The instant case is analogous to both Int’l Star Registry v. Omnipoint Marketing, LLC, 510 F. Supp. 2d 1015, 1025-26 (S.D. Fla. 2007) and Hotels of Key Largo, Inc. v. RHI Hotels, Inc., 694 So. 2d 74 (Fla. 3d DCA 1997). In both International Star Registry and Hotels, the courts found that the economic loss rule barred the plaintiffs’ claims for fraud in the inducement. In Hotels, the parties entered into a licensing agreement whereby the plaintiffs would pay a licensing fee to become part of the defendants’ hotel chain. Hotels, 694 So. 2d at 75. Before the plaintiffs signed the agreement, the defendants made numerous representations about how well plaintiffs’ hotels would perform once the plaintiffs joined the hotel chain. Id. at 76. The court found that those representations were “interwoven and indistinct from the heart of the contractual agreement.” Id. Further, the allegations contained in the fraudulent misrepresentation claim were no different than those the plaintiffs could have brought had the contract included a warranty of quality and performance. Id. Therefore, the claim was barred by the economic loss rule. Id.; see also Int’l Star Registry v. Omnipoint Marketing, LLC, 510 F. Supp. 2d 1015, 1025-26 (S.D. Fla. 2007) (dismissing fraudulent inducement claim because the alleged misrepresentations related to the performance of the subject of the parties’ contract).

In this case, the Complaint alleges that Defendant fraudulently induced Plaintiff to enter into an agreement to purchase Levico. As in both International Star Registry and Hotels, the representations regarding Levico’s performance go to the heart of the parties’ contractual agreement. See id. The claim in Count III is therefore indistinguishable from the contractual claim Plaintiff asserts in Count IV. The Court shall dismiss Count III of the Complaint. Because amending the Complaint would be futile, the Court will not grant Plaintiff leave to amend.

3. Misrepresentation
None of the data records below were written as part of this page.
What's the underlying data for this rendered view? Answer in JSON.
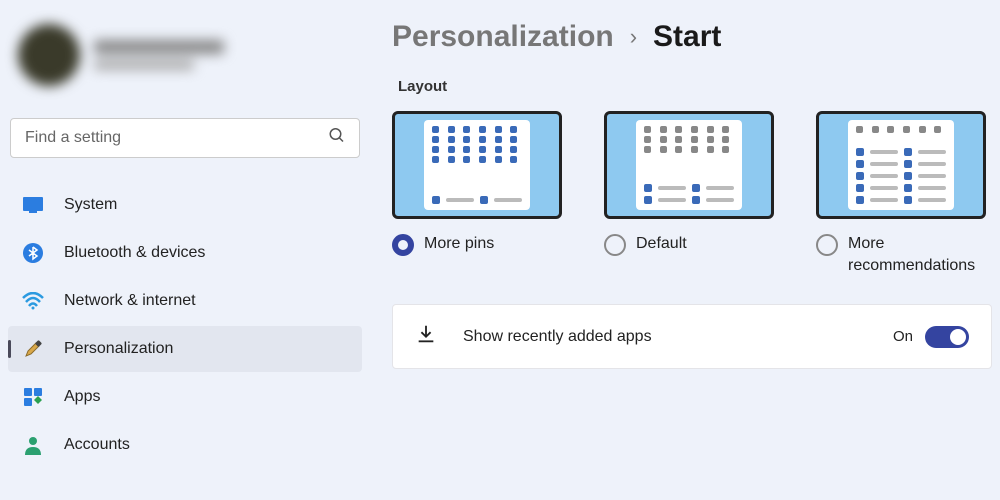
{
  "search": {
    "placeholder": "Find a setting"
  },
  "sidebar": {
    "items": [
      {
        "label": "System"
      },
      {
        "label": "Bluetooth & devices"
      },
      {
        "label": "Network & internet"
      },
      {
        "label": "Personalization"
      },
      {
        "label": "Apps"
      },
      {
        "label": "Accounts"
      }
    ]
  },
  "breadcrumb": {
    "parent": "Personalization",
    "current": "Start"
  },
  "layout": {
    "section_label": "Layout",
    "options": [
      {
        "label": "More pins",
        "selected": true
      },
      {
        "label": "Default",
        "selected": false
      },
      {
        "label": "More recommendations",
        "selected": false
      }
    ]
  },
  "settings": {
    "recently_added": {
      "label": "Show recently added apps",
      "state": "On",
      "on": true
    }
  }
}
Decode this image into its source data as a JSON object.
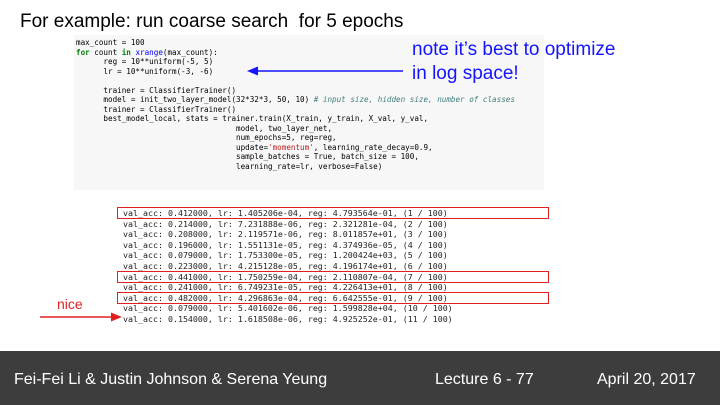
{
  "slide": {
    "title": "For example: run coarse search  for 5 epochs"
  },
  "code": {
    "lines": [
      "max_count = 100",
      "for count in xrange(max_count):",
      "      reg = 10**uniform(-5, 5)",
      "      lr = 10**uniform(-3, -6)",
      "",
      "      trainer = ClassifierTrainer()",
      "      model = init_two_layer_model(32*32*3, 50, 10) # input size, hidden size, number of classes",
      "      trainer = ClassifierTrainer()",
      "      best_model_local, stats = trainer.train(X_train, y_train, X_val, y_val,",
      "                                   model, two_layer_net,",
      "                                   num_epochs=5, reg=reg,",
      "                                   update='momentum', learning_rate_decay=0.9,",
      "                                   sample_batches = True, batch_size = 100,",
      "                                   learning_rate=lr, verbose=False)"
    ]
  },
  "note": {
    "line1": "note it’s best to optimize",
    "line2": "in log space!"
  },
  "output": {
    "lines": [
      "val_acc: 0.412000, lr: 1.405206e-04, reg: 4.793564e-01, (1 / 100)",
      "val_acc: 0.214000, lr: 7.231888e-06, reg: 2.321281e-04, (2 / 100)",
      "val_acc: 0.208000, lr: 2.119571e-06, reg: 8.011857e+01, (3 / 100)",
      "val_acc: 0.196000, lr: 1.551131e-05, reg: 4.374936e-05, (4 / 100)",
      "val_acc: 0.079000, lr: 1.753300e-05, reg: 1.200424e+03, (5 / 100)",
      "val_acc: 0.223000, lr: 4.215128e-05, reg: 4.196174e+01, (6 / 100)",
      "val_acc: 0.441000, lr: 1.750259e-04, reg: 2.110807e-04, (7 / 100)",
      "val_acc: 0.241000, lr: 6.749231e-05, reg: 4.226413e+01, (8 / 100)",
      "val_acc: 0.482000, lr: 4.296863e-04, reg: 6.642555e-01, (9 / 100)",
      "val_acc: 0.079000, lr: 5.401602e-06, reg: 1.599828e+04, (10 / 100)",
      "val_acc: 0.154000, lr: 1.618508e-06, reg: 4.925252e-01, (11 / 100)"
    ],
    "nice_label": "nice"
  },
  "footer": {
    "authors": "Fei-Fei Li & Justin Johnson & Serena Yeung",
    "lecture": "Lecture 6 - 77",
    "date": "April 20, 2017"
  },
  "colors": {
    "note_blue": "#1414ff",
    "highlight_red": "#e02020",
    "footer_bg": "#3d3d3d",
    "code_bg": "#f7f7f7"
  }
}
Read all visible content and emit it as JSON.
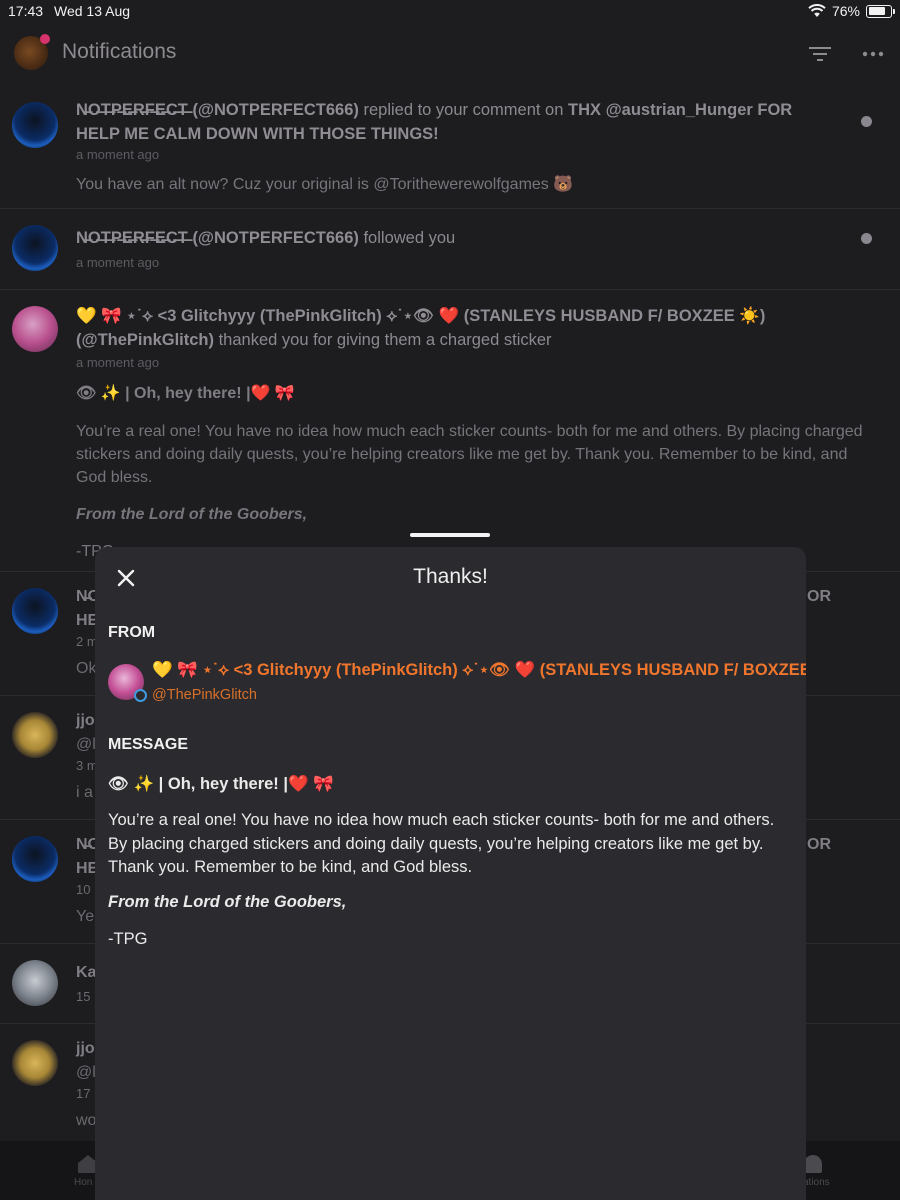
{
  "status_bar": {
    "time": "17:43",
    "date": "Wed 13 Aug",
    "battery": "76%"
  },
  "header": {
    "title": "Notifications"
  },
  "notifications": [
    {
      "name": "N̶O̶T̶P̶E̶R̶F̶E̶C̶T̶",
      "handle": "(@NOTPERFECT666)",
      "action": " replied to your comment on ",
      "target": "THX @austrian_Hunger FOR HELP ME CALM DOWN WITH THOSE THINGS!",
      "time": "a moment ago",
      "body": "You have an alt now? Cuz your original is @Torithewerewolfgames 🐻"
    },
    {
      "name": "N̶O̶T̶P̶E̶R̶F̶E̶C̶T̶",
      "handle": "(@NOTPERFECT666)",
      "action": " followed you",
      "time": "a moment ago"
    },
    {
      "name": "💛 🎀 ⋆˙⟡ <3 Glitchyyy (ThePinkGlitch) ⟡˙⋆👁 ❤️  (STANLEYS HUSBAND F/ BOXZEE ☀️)",
      "handle": "(@ThePinkGlitch)",
      "action": " thanked you for giving them a charged sticker",
      "time": "a moment ago",
      "greeting": "👁 ✨ | Oh, hey there! |❤️ 🎀",
      "body": "You’re a real one! You have no idea how much each sticker counts- both for me and others. By placing charged stickers and doing daily quests, you’re helping creators like me get by. Thank you. Remember to be kind, and God bless.",
      "signoff": "From the Lord of the Goobers,",
      "sign": "-TPG"
    }
  ],
  "background_fragments": {
    "r4_name": "N̶O",
    "r4_line2": "HE",
    "r4_time": "2 m",
    "r4_body": "Ok",
    "r4_right": "OR",
    "r5_name": "jjo",
    "r5_line2": "@l",
    "r5_time": "3 m",
    "r5_body": "i a",
    "r6_name": "N̶O",
    "r6_line2": "HE",
    "r6_time": "10",
    "r6_body": "Ye",
    "r6_right": "OR",
    "r7_name": "Ka",
    "r7_time": "15",
    "r8_name": "jjo",
    "r8_line2": "@l",
    "r8_time": "17",
    "r8_body": "wo"
  },
  "bottom_nav": {
    "home": "Hon",
    "notifications": "cations"
  },
  "sheet": {
    "title": "Thanks!",
    "from_label": "FROM",
    "sender_name": "💛 🎀 ⋆˙⟡ <3 Glitchyyy (ThePinkGlitch) ⟡˙⋆👁 ❤️  (STANLEYS HUSBAND F/ BOXZEE",
    "sender_handle": "@ThePinkGlitch",
    "message_label": "MESSAGE",
    "greeting": "👁 ✨ | Oh, hey there! |❤️ 🎀",
    "body": "You’re a real one! You have no idea how much each sticker counts- both for me and others. By placing charged stickers and doing daily quests, you’re helping creators like me get by. Thank you. Remember to be kind, and God bless.",
    "signoff": "From the Lord of the Goobers,",
    "sign": "-TPG"
  },
  "colors": {
    "accent": "#f0762d",
    "background": "#1d1c1f",
    "sheet": "#2b2a2e"
  }
}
As with claims for fraud in the inducement, a claim for misrepresentation can survive the application of the economic loss rule where the facts alleged in the tort claim are separate and distinct from those necessary to prove the breach of contract claim. See Tyco Safety Prods. Canada, Ltd. v. Abracon Corp., No. 08-80604-CIV, 2008 WL 4753728, at *3, (S.D. Fla. Oct. 28, 2008). Here, however, as with Plaintiff’s fraud in the inducement claim, the Court finds that the facts alleged in Count II of the Complaint are indistinguishable from those stated in the breach of contract claim. See id. Plaintiff has failed to establish that her claim for misrepresentation is an independent tort. See id.

Therefore, Defendant’s Motion to Dismiss shall be granted as to Count II of the Complaint because Count II is barred by the economic loss rule. Again, the Court shall not grant leave to amend because amendment would be futile.


Accordingly, it is ORDERED AND ADJUDGED as follows:

1. Defendant Bull Run Jumpers LLC’s Motion for Judgment on the Pleadings as to Counts I-III of Plaintiff’s Complaint [DE 28] is GRANTED IN PART AND DENIED IN PART.

2. Count II (Misrepresentation) and Count III (Fraud in the Inducement) of the Complaint are DISMISSED WITH PREJUDICE.

3. Defendant’s Motion to Strike Plaintiff’s Response to Defendant’s Motion for Judgment on the Pleadings [DE 34] is DENIED.